* Records for this task *
◆ ◆ ◆ ◆ ◆

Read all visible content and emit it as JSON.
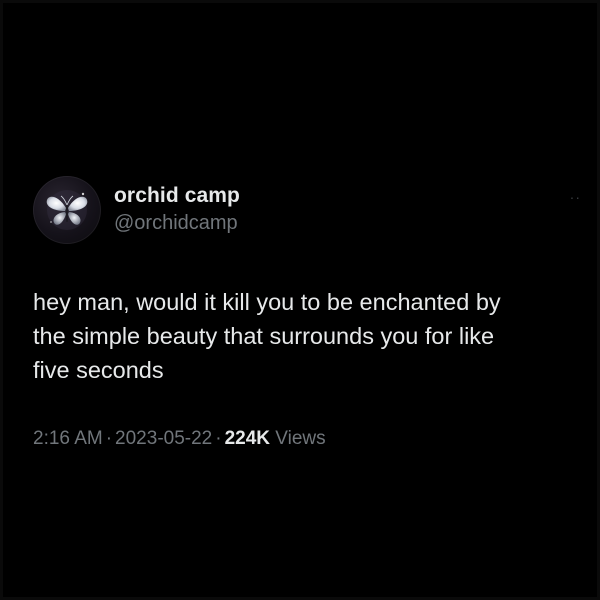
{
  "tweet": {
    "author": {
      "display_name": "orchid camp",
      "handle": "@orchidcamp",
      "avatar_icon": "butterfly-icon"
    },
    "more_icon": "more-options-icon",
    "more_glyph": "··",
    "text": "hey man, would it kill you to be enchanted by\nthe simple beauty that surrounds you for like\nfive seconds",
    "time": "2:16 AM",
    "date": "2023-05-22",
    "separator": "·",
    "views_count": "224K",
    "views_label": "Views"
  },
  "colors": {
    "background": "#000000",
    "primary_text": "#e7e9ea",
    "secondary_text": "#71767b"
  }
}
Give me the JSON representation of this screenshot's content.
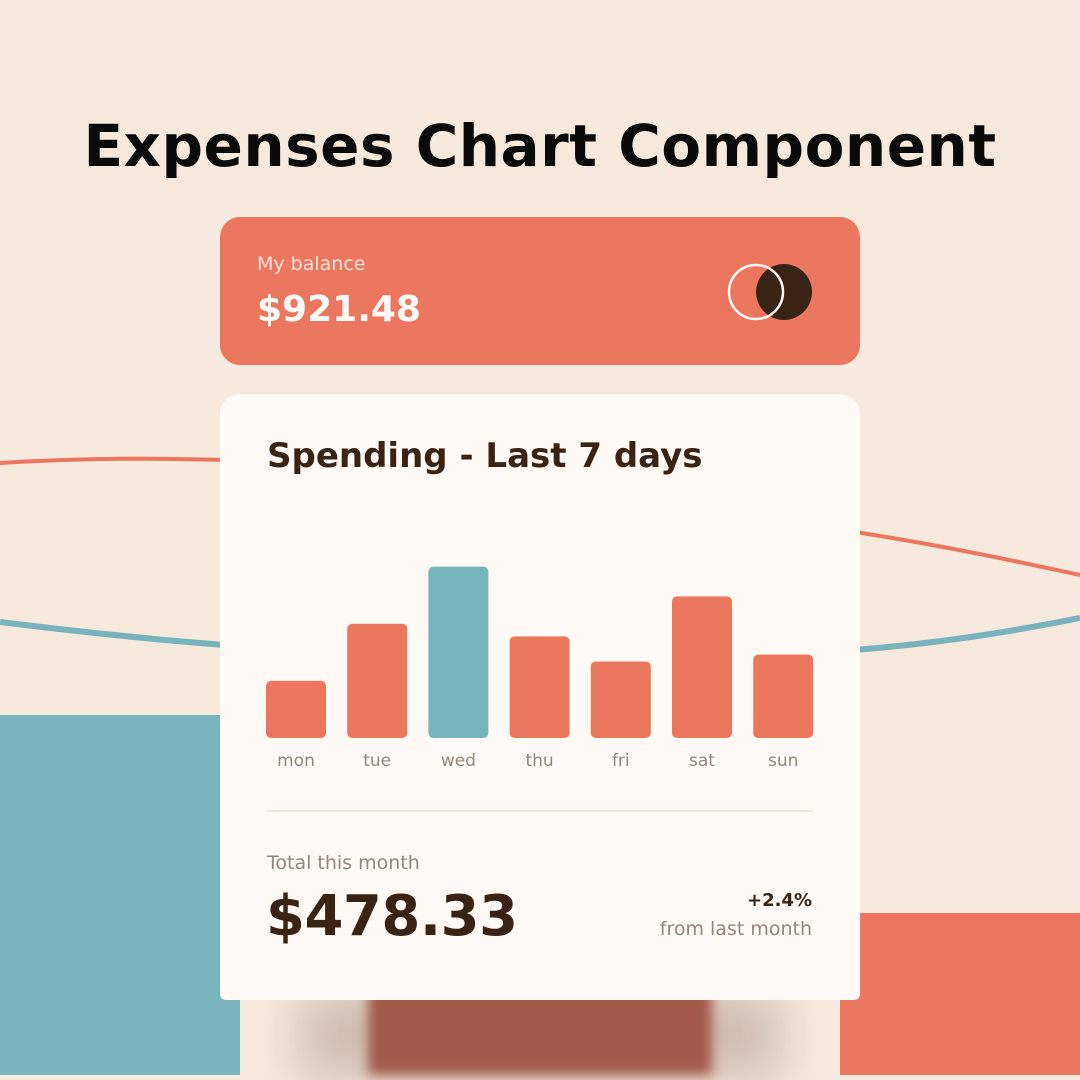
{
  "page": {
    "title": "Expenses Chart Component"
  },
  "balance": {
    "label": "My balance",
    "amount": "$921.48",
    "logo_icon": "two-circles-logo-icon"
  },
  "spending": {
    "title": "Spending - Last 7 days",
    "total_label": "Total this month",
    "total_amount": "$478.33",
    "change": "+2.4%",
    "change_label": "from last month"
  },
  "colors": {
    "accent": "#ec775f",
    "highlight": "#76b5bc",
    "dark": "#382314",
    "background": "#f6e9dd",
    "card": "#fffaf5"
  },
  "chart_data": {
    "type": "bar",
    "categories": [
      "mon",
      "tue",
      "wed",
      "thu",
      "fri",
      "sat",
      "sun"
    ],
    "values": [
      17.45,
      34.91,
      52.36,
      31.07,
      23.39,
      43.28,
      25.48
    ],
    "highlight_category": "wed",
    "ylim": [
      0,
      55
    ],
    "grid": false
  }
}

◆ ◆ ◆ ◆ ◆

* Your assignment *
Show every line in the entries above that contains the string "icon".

* Output of the exercise *
      "avatar_icon": "butterfly-icon"
    "more_icon": "more-options-icon",
    "logo_icon": "two-circles-logo-icon"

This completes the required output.